> TO DO: No pictures go in the copy; everything else in the records below must be output exactly.

> RECORDS SUPPLIED:

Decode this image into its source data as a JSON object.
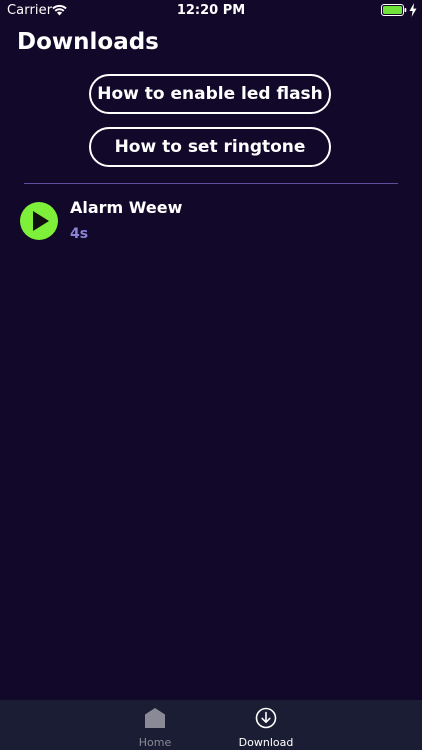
{
  "status_bar": {
    "carrier": "Carrier",
    "time": "12:20 PM",
    "battery_color": "#6fe33a"
  },
  "page": {
    "title": "Downloads"
  },
  "buttons": {
    "led_flash": "How to enable led flash",
    "ringtone": "How to set ringtone"
  },
  "downloads": [
    {
      "title": "Alarm Weew",
      "duration": "4s",
      "icon": "play-icon"
    }
  ],
  "tab_bar": {
    "tabs": [
      {
        "label": "Home",
        "icon": "home-icon",
        "active": false
      },
      {
        "label": "Download",
        "icon": "download-icon",
        "active": true
      }
    ]
  },
  "colors": {
    "background": "#120829",
    "accent_green": "#7ef03a",
    "duration_text": "#8a83d6",
    "tab_bar": "#1b1d34"
  }
}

> ANSWER TO THE PROBLEM:
Decode this image into its source data as a JSON object.
{
  "status_bar": {
    "carrier": "Carrier",
    "time": "12:20 PM",
    "battery_color": "#6fe33a"
  },
  "page": {
    "title": "Downloads"
  },
  "buttons": {
    "led_flash": "How to enable led flash",
    "ringtone": "How to set ringtone"
  },
  "downloads": [
    {
      "title": "Alarm Weew",
      "duration": "4s",
      "icon": "play-icon"
    }
  ],
  "tab_bar": {
    "tabs": [
      {
        "label": "Home",
        "icon": "home-icon",
        "active": false
      },
      {
        "label": "Download",
        "icon": "download-icon",
        "active": true
      }
    ]
  },
  "colors": {
    "background": "#120829",
    "accent_green": "#7ef03a",
    "duration_text": "#8a83d6",
    "tab_bar": "#1b1d34"
  }
}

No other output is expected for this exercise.